(ChemotherapyAdvisor) – Profiling circulating tumor cells (CTCs) on a cell-by-cell basis is possible and may facilitate the application of liquid biopsies to better model drug discovery, according to a multinational team of researchers. The conclusion is based on a paper entitled “Single Cell Profiling of Circulating Tumor Cells: Transcriptional Heterogeneity and Diversity from Breast Cancer Cell Lines,” which was published online in PLoS One on May 7.
The investigators had several aims for this study. First, they wanted to uncover CTC phenotypes, which offer a potential avenue to inform treatment. Second, they wanted to prove the feasibility of CTC transcriptional profiling by overcoming the limitation of leukocyte contamination. Third, they wanted to allow comparisons to breast cancer cell lines widely used for drug discovery.
The investigators used a MagSweeper, an immunomagnetic enrichment device that isolates live tumor cells from unfractionated blood, to isolate CTCs from breast tumors. “Microfluidic-based single cell transcriptional profiling of 87 cancer-associated and reference genes showed heterogeneity among individual CTCs, separating them into two major subgroups, based on 31 highly expressed genes. CTC profiles were distinct from those of cancer cell lines, questioning the suitability of such lines for drug discovery efforts for late-stage cancer therapy.”

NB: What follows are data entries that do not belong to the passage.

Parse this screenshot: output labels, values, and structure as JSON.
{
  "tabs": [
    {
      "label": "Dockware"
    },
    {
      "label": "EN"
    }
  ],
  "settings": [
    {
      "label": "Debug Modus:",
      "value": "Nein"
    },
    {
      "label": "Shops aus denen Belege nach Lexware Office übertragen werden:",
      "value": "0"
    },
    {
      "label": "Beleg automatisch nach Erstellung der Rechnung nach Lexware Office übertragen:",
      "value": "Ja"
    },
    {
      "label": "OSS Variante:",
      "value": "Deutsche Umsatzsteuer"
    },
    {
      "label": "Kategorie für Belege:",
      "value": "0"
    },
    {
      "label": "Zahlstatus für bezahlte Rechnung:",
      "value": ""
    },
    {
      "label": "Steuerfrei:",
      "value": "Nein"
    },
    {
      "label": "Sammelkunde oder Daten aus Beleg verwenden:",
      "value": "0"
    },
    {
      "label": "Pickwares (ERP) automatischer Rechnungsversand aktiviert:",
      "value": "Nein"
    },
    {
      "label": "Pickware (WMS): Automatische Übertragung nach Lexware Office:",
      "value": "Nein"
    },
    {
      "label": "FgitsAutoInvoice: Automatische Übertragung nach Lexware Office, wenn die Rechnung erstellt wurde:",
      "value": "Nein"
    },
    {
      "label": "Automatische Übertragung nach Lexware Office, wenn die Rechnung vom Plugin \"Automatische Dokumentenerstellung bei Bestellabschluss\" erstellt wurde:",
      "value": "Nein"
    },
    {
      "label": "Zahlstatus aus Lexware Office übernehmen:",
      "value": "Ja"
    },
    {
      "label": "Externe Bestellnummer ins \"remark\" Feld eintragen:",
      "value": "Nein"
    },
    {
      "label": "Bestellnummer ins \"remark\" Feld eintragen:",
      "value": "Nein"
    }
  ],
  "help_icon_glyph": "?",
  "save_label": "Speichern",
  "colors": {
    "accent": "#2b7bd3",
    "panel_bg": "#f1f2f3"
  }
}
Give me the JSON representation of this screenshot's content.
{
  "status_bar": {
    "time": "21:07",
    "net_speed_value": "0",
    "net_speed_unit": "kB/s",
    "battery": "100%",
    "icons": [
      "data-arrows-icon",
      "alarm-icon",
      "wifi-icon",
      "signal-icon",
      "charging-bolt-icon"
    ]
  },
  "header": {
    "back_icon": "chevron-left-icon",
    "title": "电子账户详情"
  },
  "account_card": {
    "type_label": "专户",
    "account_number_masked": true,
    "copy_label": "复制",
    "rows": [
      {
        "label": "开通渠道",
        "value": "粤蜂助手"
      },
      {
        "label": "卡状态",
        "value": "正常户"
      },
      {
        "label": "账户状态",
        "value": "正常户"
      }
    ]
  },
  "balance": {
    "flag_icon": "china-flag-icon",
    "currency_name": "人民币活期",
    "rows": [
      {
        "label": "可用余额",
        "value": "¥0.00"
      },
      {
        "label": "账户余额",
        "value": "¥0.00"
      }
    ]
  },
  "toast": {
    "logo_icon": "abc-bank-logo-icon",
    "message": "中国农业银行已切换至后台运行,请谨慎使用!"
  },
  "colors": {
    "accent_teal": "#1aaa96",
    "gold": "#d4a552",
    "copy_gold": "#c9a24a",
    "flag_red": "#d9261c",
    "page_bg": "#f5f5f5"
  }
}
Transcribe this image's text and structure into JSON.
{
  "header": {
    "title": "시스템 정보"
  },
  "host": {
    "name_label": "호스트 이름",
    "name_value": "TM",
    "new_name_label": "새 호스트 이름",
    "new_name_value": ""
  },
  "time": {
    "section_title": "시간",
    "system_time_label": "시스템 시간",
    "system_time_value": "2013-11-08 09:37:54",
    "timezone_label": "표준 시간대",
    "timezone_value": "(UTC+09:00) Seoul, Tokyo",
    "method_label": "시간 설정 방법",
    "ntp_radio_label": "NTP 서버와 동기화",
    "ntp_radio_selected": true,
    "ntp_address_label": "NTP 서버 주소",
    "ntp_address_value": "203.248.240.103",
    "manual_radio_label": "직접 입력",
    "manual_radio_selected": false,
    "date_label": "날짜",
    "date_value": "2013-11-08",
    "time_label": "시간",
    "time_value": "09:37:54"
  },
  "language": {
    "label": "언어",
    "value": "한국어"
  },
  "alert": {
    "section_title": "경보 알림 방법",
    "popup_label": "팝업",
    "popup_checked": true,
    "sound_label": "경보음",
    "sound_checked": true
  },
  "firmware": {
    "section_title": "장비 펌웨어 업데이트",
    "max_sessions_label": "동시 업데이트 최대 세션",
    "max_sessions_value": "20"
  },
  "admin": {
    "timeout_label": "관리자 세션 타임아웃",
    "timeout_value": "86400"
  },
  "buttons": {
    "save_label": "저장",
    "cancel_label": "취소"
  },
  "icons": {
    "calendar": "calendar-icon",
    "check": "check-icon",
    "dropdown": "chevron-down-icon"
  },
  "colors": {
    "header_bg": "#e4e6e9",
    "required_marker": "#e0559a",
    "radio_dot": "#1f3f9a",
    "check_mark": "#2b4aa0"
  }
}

The investigators concluded that “for the first time, one can directly measure high dimensional gene expression in individual CTCs without the common practice of pooling such cells. These findings demonstrate that profiling CTCs on a cell-by-cell basis is possible and may facilitate the application of liquid biopsies to better model drug discovery.”